To say that the arrival of spring this year is very welcome would have to be the understatement of the century!
And this is not only because the intensity and severity of this year’s winter has finally taken a back seat. The promise of what a big winter brings to the following spring and summer’s fishing is what anglers are anticipating most.
Taking a glance over the bay at the moment, I would have to say that it feels more alive and raring to go than I can ever remember. There are countless patches (more like acres) of bait schools, and plenty of predators, birds and others keeping a close eye on the action. The reefs and inshore areas are the most vibrant and alive that I can recall, I can’t wait for the summer months to come.
After taking to local Hobie dealer Scott Lovig recently, it’s nice to know that there are still a few crazy individuals willing to brave a cold late winters morning on the bay.
Getting together for the annual VYak social kayak tournament at Patterson Lakes were 46 kayaking lunatics, many with little or no experience catching bream on lures.
The ‘Patto’ kept it’s tough reputation intact, only giving up 12 bream to the anglers, but those taken were in prime condition, and ripper examples of a thriving population.
I’ve always been a big fan of this system as it represents many unique challenges to bream anglers in the one small system, but the bream are rarely easy to catch, and they really make you earn your stripes, especially as the weather gets warmer and the water clears.
Most of the fish taken by the boys in the yaks came from structure, with small micro-vibes, blades and 100mm squidgy wrigglers doing the trick. Scott Brownless and Matt Petrie finished equal first, Scott Baker 2nd and Neil Carstairs 3rd.
Big bream went to Craig Matthews with 41cm total length (38 fork) 1.2kg specimen. A big thanks to Matt Petrie and Scott Baker for the reports and photos from the event, and to Scott Lovig for his ongoing support.
As far as reports go, things have been a little quiet lately, and we have been experiencing some very ordinary weather. But the usual stand-bys are ever-reliable during these times with salmon, garfish, squid, pinkies and whiting all being a realistic options when conditions are right.
Many anglers are still enjoying the hoards of pinkies on the shallow reefs, but as always the size and numbers of undersized fish can be annoying. Calamari have been a little patchy in the shallow reefs, but somewhat more reliable in slightly deeper areas around the 5m mark.
Smaller Australian salmon have been hanging around the mouth of the Safety Beach marina over the past month, and provide good sport on light tackle and small lures and plastics.
These are one of my favourite snapper and gummy baits, and are great when vacuum packed whole or in fillets. They are also OK to eat if treated well and bled immediately after capture. They make pretty good fish cakes too, especially Thai or Vietnamese style.
While we are on the bait-gathering subject, there are plenty of gars on offer during the calmer days, but this season those days have been rare indeed.

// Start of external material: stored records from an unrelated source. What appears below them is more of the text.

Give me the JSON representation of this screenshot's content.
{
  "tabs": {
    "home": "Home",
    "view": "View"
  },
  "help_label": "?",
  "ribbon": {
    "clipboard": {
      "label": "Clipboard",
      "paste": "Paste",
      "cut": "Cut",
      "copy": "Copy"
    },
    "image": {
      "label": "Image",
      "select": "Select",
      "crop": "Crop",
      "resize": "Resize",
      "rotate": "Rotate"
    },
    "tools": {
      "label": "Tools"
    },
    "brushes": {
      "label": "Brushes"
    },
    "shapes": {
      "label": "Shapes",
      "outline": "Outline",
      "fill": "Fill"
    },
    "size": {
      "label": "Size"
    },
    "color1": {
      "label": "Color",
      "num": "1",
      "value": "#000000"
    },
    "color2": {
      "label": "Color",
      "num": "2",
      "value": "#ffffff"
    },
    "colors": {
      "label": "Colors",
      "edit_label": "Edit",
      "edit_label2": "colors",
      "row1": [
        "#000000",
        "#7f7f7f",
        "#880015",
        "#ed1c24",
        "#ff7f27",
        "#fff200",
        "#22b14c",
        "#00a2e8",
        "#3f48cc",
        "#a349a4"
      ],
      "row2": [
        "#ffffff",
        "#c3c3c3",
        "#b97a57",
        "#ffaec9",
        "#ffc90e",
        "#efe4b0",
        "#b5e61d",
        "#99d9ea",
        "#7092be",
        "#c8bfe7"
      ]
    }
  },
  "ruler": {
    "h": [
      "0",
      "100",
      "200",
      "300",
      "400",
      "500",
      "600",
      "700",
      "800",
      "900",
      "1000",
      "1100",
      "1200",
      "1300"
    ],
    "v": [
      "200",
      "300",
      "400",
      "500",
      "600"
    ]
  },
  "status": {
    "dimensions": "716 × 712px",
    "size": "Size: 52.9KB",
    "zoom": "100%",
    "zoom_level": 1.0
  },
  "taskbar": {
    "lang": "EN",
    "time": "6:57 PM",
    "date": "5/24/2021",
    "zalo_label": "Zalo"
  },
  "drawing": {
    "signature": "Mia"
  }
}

Once again these guys are primo bait, and preferred number one of many of the best snapper anglers I know. Maggots, silver fish and small pieces of peeled prawn or flathead fillet are the best baits, presented under small stick floats. Berley is also essential to prolong bites and keep the gars interested.
I have found the squid very challenging from my normal land-based honey holes close to home over the past few months, but I have had a few consistent reports from anglers fishing wider reefs. Squid are definitely not as thick, or as active at this time of year, but the fishing for them will improve the closer the summer months get.
With the promise of so much great fishing to come over the following months, I am looking forward to big days on the water.Reads: 1336